  • Visit: www.kingcounty.gov/covid
  • Visit: https://paidleave.wa.gov/coronavirus/ for more information about paid family leave options.

Testing at UW Medicine

If you receive testing at UW Medicine, please sign up for UW Medicine patient portal to get your results. It may take one to two days to receive your test results, although test results may be available sooner. Public Health will also be the primary organization following up with your results and discussing next steps as outlined above.

Help prevent the spread of COVID-19 by staying in isolation or quarantine:

  • Isolation is for people who have COVID-19 and who need to stay away from others in order to avoid infecting them.
  • Quarantine is for people who have been exposed to COVID-19 and may be infected. Quarantine is meant to keep them at home, monitor them for symptoms, and prevent them from spreading the infection to others if they are infected.

Stay at home

  • Stay home, except to get medical care.
  • Call ahead before visiting your doctor and tell them you have been exposed to COVID-19.
  • If you have a medical emergency, Call 9-1-1.
  • Wear a cloth mask if you leave your home.
  • Do not take public transportation, taxis or ride- shares.
  • Have someone else do your shopping or have food delivered to your home.


Limit contact with other people

  • Stay at least 6 feet away from others, even at home.
  • Wear a cloth mask if you need to be around other people or animals.
  • Avoid contact with anyone at high risk for severe COVID- 19 complications, including people aged 60 or older, pregnant women, people with high blood pressure, heart disease, diabetes, cancer, kidney disease (or on dialysis), lung diseases like emphysema, or other medical conditions.
  • Do not have visitors to your home.
  • Do not handle pets or other animals.


Practice healthy habits

  • Clean your hands often with soap and water for at least 20 seconds.
  • Cover coughs and sneezes with a tissue or sleeve.


Avoid or limit contact with people with COVID-19

  • Avoid or limit being in the same room, if possible.
  • Use a separate bathroom, if possible.
  • Do not share personal household items (utensils, dishes, cups, food, drink, towels, bedding, etc.).
  • Do not eat food prepared by someone with COVID-19.
  • Do not have sexual contact with someone with COVID-19.


Clean your home

  • Frequently clean commonly used surfaces, like kitchen and bathroom counters, with a disinfecting cleaner.
  • Wash laundry thoroughly.

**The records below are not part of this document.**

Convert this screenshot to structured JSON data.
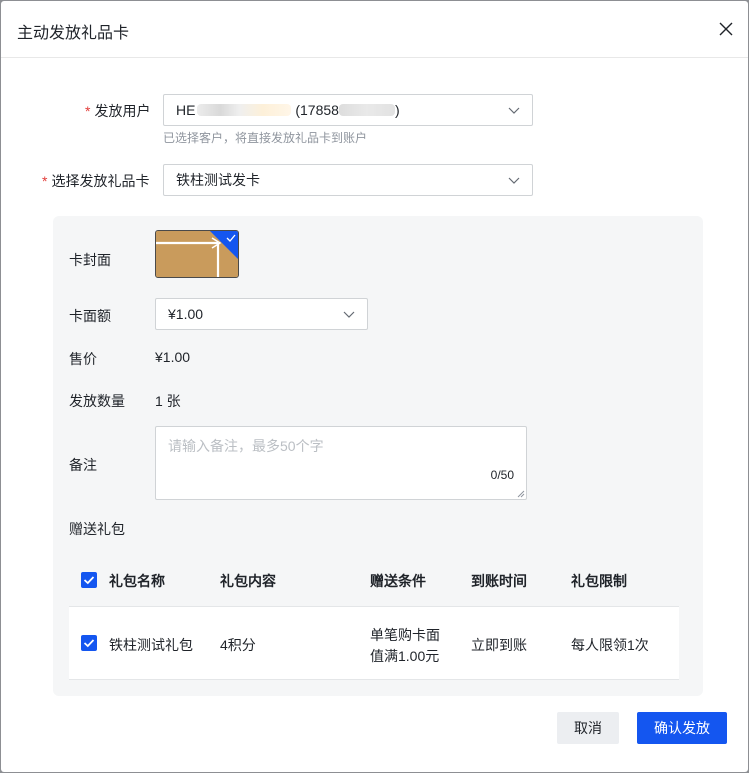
{
  "dialog": {
    "title": "主动发放礼品卡",
    "close_icon": "close-icon"
  },
  "form": {
    "user_label": "发放用户",
    "user_value_prefix": "HE",
    "user_value_phone": "(17858",
    "user_value_suffix": ")",
    "user_hint": "已选择客户，将直接发放礼品卡到账户",
    "card_label": "选择发放礼品卡",
    "card_value": "铁柱测试发卡",
    "required_mark": "*"
  },
  "card": {
    "cover_label": "卡封面",
    "face_value_label": "卡面额",
    "face_value": "¥1.00",
    "price_label": "售价",
    "price": "¥1.00",
    "quantity_label": "发放数量",
    "quantity": "1 张",
    "remark_label": "备注",
    "remark_placeholder": "请输入备注，最多50个字",
    "remark_count": "0/50",
    "gift_label": "赠送礼包"
  },
  "gift_table": {
    "headers": [
      "礼包名称",
      "礼包内容",
      "赠送条件",
      "到账时间",
      "礼包限制"
    ],
    "rows": [
      {
        "name": "铁柱测试礼包",
        "content": "4积分",
        "condition_line1": "单笔购卡面",
        "condition_line2": "值满1.00元",
        "arrival": "立即到账",
        "limit": "每人限领1次",
        "checked": true
      }
    ],
    "all_checked": true
  },
  "footer": {
    "cancel_label": "取消",
    "confirm_label": "确认发放"
  },
  "colors": {
    "primary": "#1456f0",
    "required": "#e23c39",
    "cover": "#c99b5c"
  }
}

Wash your hands after handling dirty laundry.


If you develop symptoms, call people you had close contact with in the 2 day prior to your testing

  • Tell them that they may have been exposed to COVID-19 and ask them to monitor themselves for symptoms.
  • Close contact includes being within 6 feet of another person for at least 15 minutes OR being in direct contact with saliva or other body secretions from a person with COVID-19 (e.g., being coughed on, kissing, sharing utensils, etc.).

*On March 23, Gov. Jay Inslee issued a Stay Home – Stay Healthy order. The order requires every Washingtonian to stay at home except for essential activities. For more information visit: coronavirus.wa.gov